VIFF picks for Wednesday and Thursday
CINEMANOVELS: A good idea develops cracks as you watch. Improbabilities and inappropriate choices bring them on. Believing in the story becomes hard. That’s was my experience with the new one by Vancouver filmmaker Terry Miles. For instance, there are too many sex scenes here. Sure, Lauren Lee Smith is gorgeous and did even more in Lie With Me but here they harm the story. As one of the producers she should have ordered there be less sex. Then, what are the chances that a woman in Vancouver had a father who was an esteemed director of French art house films? And that when he dies and she agrees to organize a retrospective, she finds an expert on his work living right in her apartment building. It can happen but not likely.
The film is more credible when she starts watching her dad’s films and recognizes the ideas his characters were struggling with reflect his own life. She starts trying to understand the father she never knew and find an explanation for why he had no time for her. She even visits the actress he may have had an affair with (portrayed by Gabrielle Rose). It’s a story line with great promise and eventually pays off in a potent catharsis. Getting there is shaky though. (Wed. and Oct 10)
The documentaries …
SALMON CONFIDENTIAL: VIFF regularly brings us films about environmental outrages anywhere on earth. Here’s one from right here in B.C. If it’s all true, it’s scary.
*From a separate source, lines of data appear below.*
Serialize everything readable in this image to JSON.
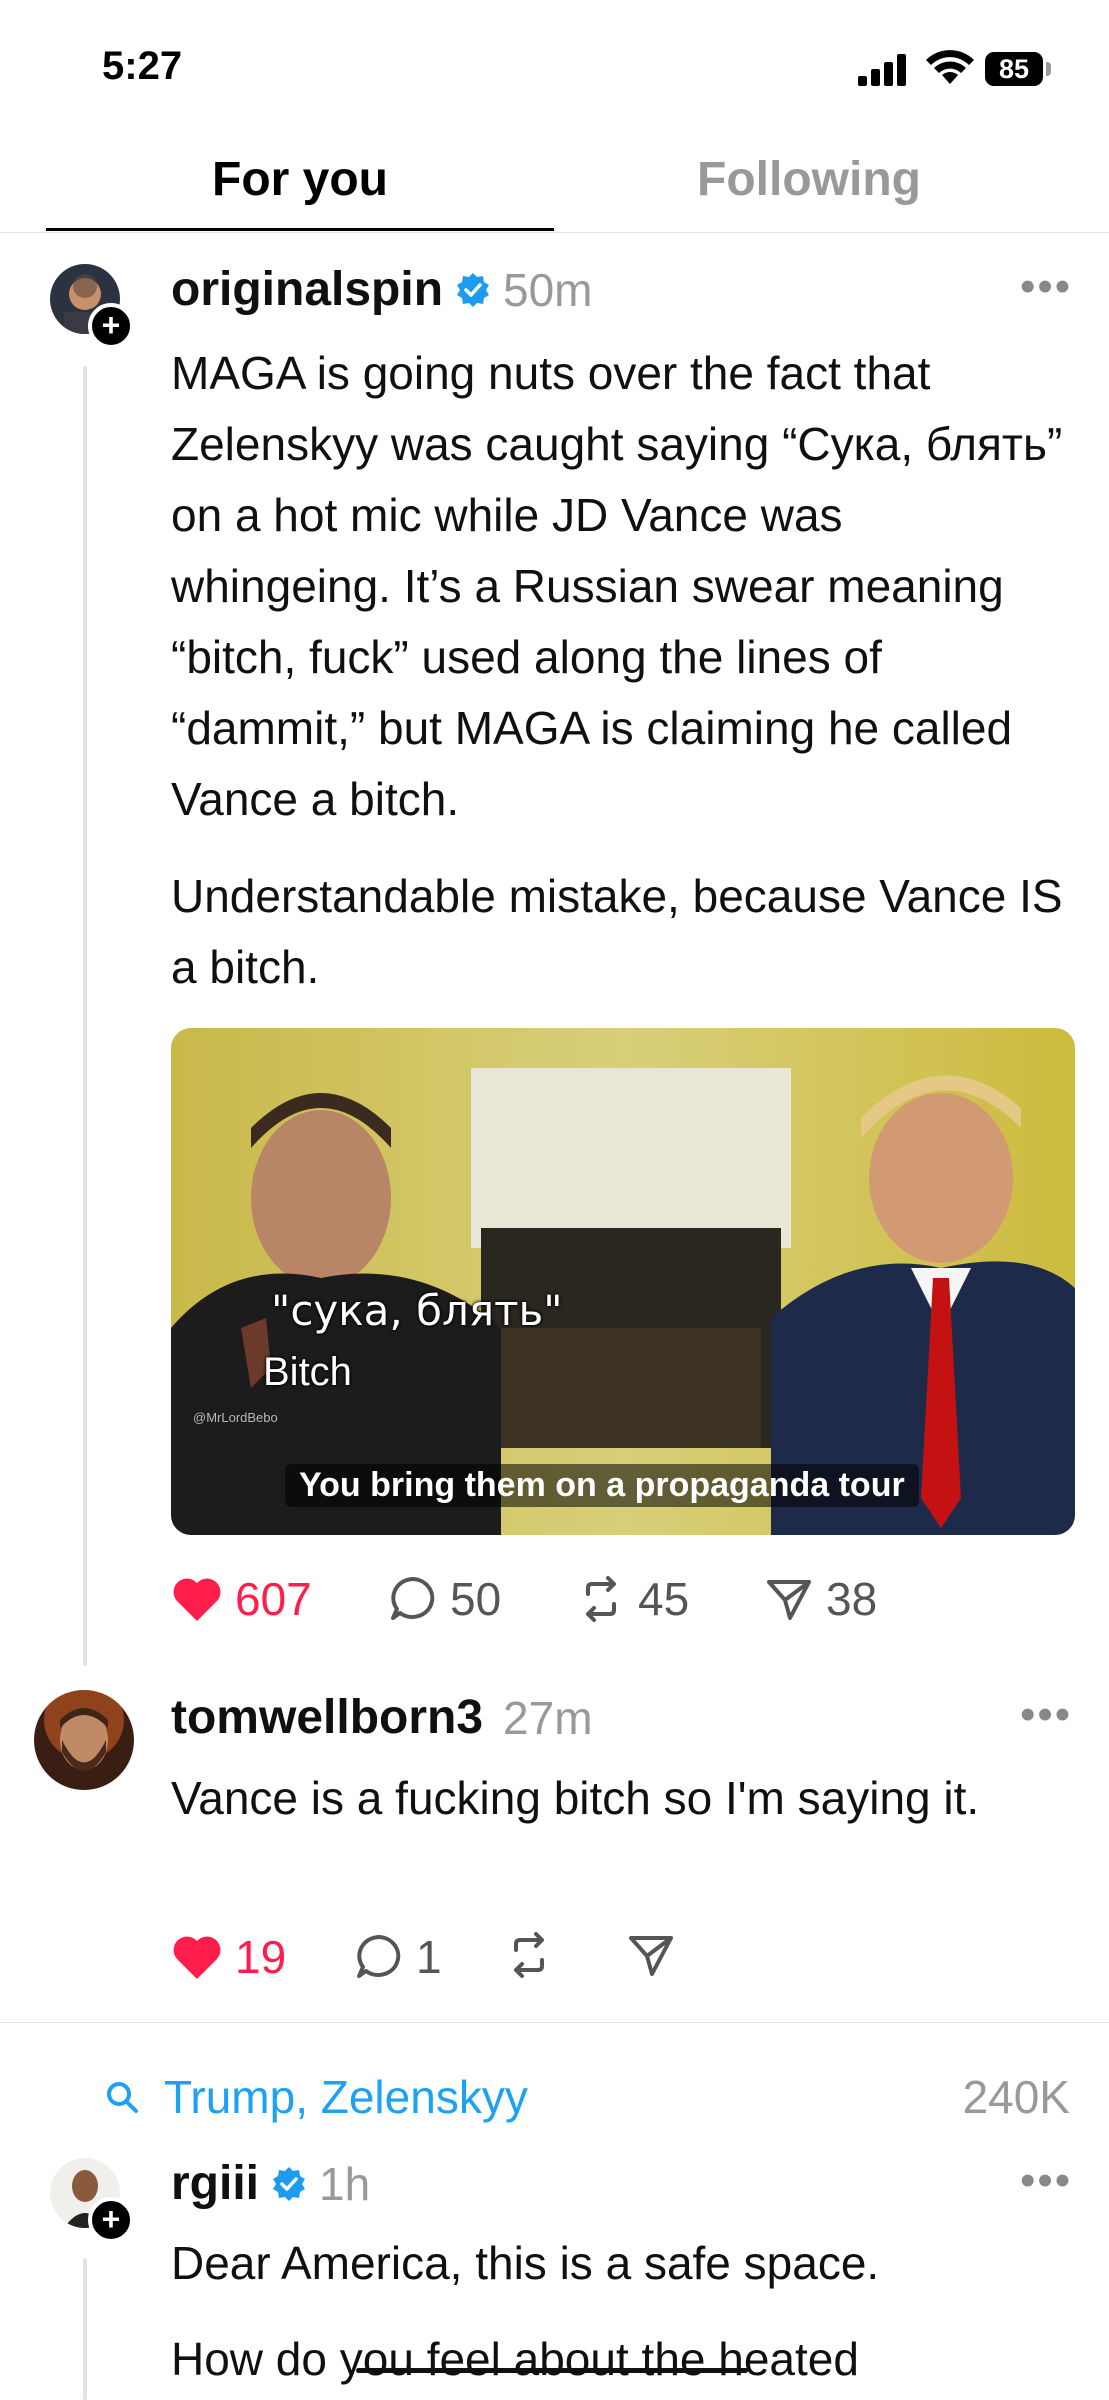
{
  "status_bar": {
    "time": "5:27",
    "battery": "85"
  },
  "tabs": [
    {
      "label": "For you"
    },
    {
      "label": "Following"
    }
  ],
  "posts": [
    {
      "username": "originalspin",
      "age": "50m",
      "paragraphs": [
        "MAGA is going nuts over the fact that Zelenskyy was caught saying “Сука, блять” on a hot mic while JD Vance was whingeing. It’s a Russian swear meaning “bitch, fuck” used along the lines of “dammit,” but MAGA is claiming he called Vance a bitch.",
        "Understandable mistake, because Vance IS a bitch."
      ],
      "media": {
        "caption_ru": "\"сука, блять\"",
        "caption_en": "Bitch",
        "watermark": "@MrLordBebo",
        "subtitle": "You bring them on a propaganda tour"
      },
      "likes": "607",
      "replies": "50",
      "reposts": "45",
      "shares": "38"
    },
    {
      "username": "tomwellborn3",
      "age": "27m",
      "text": "Vance is a fucking bitch so I'm saying it.",
      "likes": "19",
      "replies": "1"
    }
  ],
  "topic": {
    "label": "Trump, Zelenskyy",
    "count": "240K"
  },
  "next_post": {
    "username": "rgiii",
    "age": "1h",
    "paragraph1": "Dear America, this is a safe space.",
    "paragraph2": "How do you feel about the heated"
  },
  "colors": {
    "like": "#ff1e4b",
    "verified": "#1d9bf0",
    "topic": "#1da1f2"
  }
}
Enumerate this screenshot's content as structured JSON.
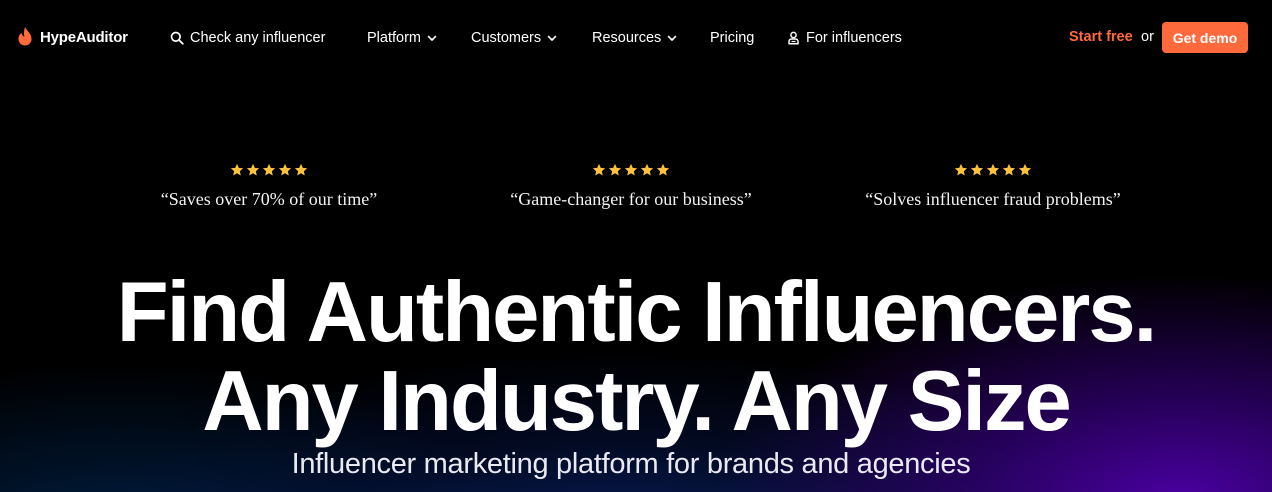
{
  "brand": {
    "name": "HypeAuditor",
    "accent": "#ff6a3d"
  },
  "nav": {
    "search_label": "Check any influencer",
    "items": [
      {
        "label": "Platform",
        "has_dropdown": true
      },
      {
        "label": "Customers",
        "has_dropdown": true
      },
      {
        "label": "Resources",
        "has_dropdown": true
      },
      {
        "label": "Pricing",
        "has_dropdown": false
      }
    ],
    "influencers_label": "For influencers",
    "start_free": "Start free",
    "or": "or",
    "get_demo": "Get demo"
  },
  "hero": {
    "star_color": "#ffc23d",
    "quotes": [
      {
        "text": "“Saves over 70% of our time”",
        "stars": 5
      },
      {
        "text": "“Game-changer for our business”",
        "stars": 5
      },
      {
        "text": "“Solves influencer fraud problems”",
        "stars": 5
      }
    ],
    "headline_line1": "Find Authentic Influencers.",
    "headline_line2": "Any Industry. Any Size",
    "subheadline": "Influencer marketing platform for brands and agencies"
  }
}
The issue is what diseases are fish farms bringing into our waters and are they part of the ongoing decline of the salmon stocks?
Independent biologist Alexandra Morton has been tracking it for years and could be tossed in jail if Ottawa’s Bill 37 (currently in limbo) is ever passed. It says she (or anybody) cannot talk publicly about diseases in farmed animals. The film by Twyla Roscovich shows her doing a lot of that, as well as taking samples from the rivers, buying fish at the Great Canadian Superstore and in one section getting hold of a salmon from a fish farm that an eagle dropped. The farms won’t give her samples and the Department of Fisheries and Oceans won’t even talk to her. She’s on the track of three viruses. Three labs have found them; DFO’s has not.
The film is a good overview of the controversy and a committed demand for action. There are great scenes of wildlife; gross glimpses of damaged salmon; interviews with experts and some choice clips from the Cohen Commission investigating the salmon decline. It went into extra time to hear about the viruses and Ottawa’s attempt to muzzle its scientists. (Wed and Thurs)
ARCTIC DEFENDERS: It’s only the program notes that are dull. The film is not. They say it’s about the creation of Nunavut as a separate territory. Yes it is but that doesn’t tell you about the disgraceful history the film illuminates. It ranks up there with the internment of the Japanese and the residential schools for Indian children. In the 1960s, Inuit families were plucked out of Northern Quebec , dumped on shorelands in the Arctic and told to live there. It was part of Canada asserting our claim to the Arctic which started early last century with setting up RCMP posts and continues these days with an annual Stephen Harper visit.
Survivors tell harrowing tales of the hardships that hit them when winter came. The RCMP shot their dogs so that they couldn’t leave. The film by John Walker, one of our most accomplished documentary makers, then shows how their anger led to a political movement that won land claims and a government of their own. Walker tells the story with passion, a deep personal interest and indignation. And great archival footage; a priceless extended clip from CBC-TV’s Front Page Challenge, for instance. (Wed. and Thurs.)
CHI: This documentary about the last days of Vancouver actress Babz Chula is so intimate, I felt like I was intruding by just watching. Filmmaker Anne Wheeler, one of her many friends, went along with her to India where she hoped the traditional ayurvedic medicine would treat her cancer.
Six years of chemo and other regimes (including a mastectomy) didn’t stop it. Six weeks in India gave some relief but only temporarily. Wheeler shows us the treatments and Chula’s attempts to keep her spirits up, and then her return to Vancouver and her final hours. It’s a moving and loving account but raises a couple of questions. Is it proper, even these days, to document one person’s path to the end quite this closely? And I was hoping to get an idea of why Chula was so intensely revered in the Vancouver acting community. I didn’t get that here. Maybe there will be more of that in the dramatic film she inspired, Down River made by another close friend, Ben Ratner. It plays Saturday. This one plays Thurs and Sunday.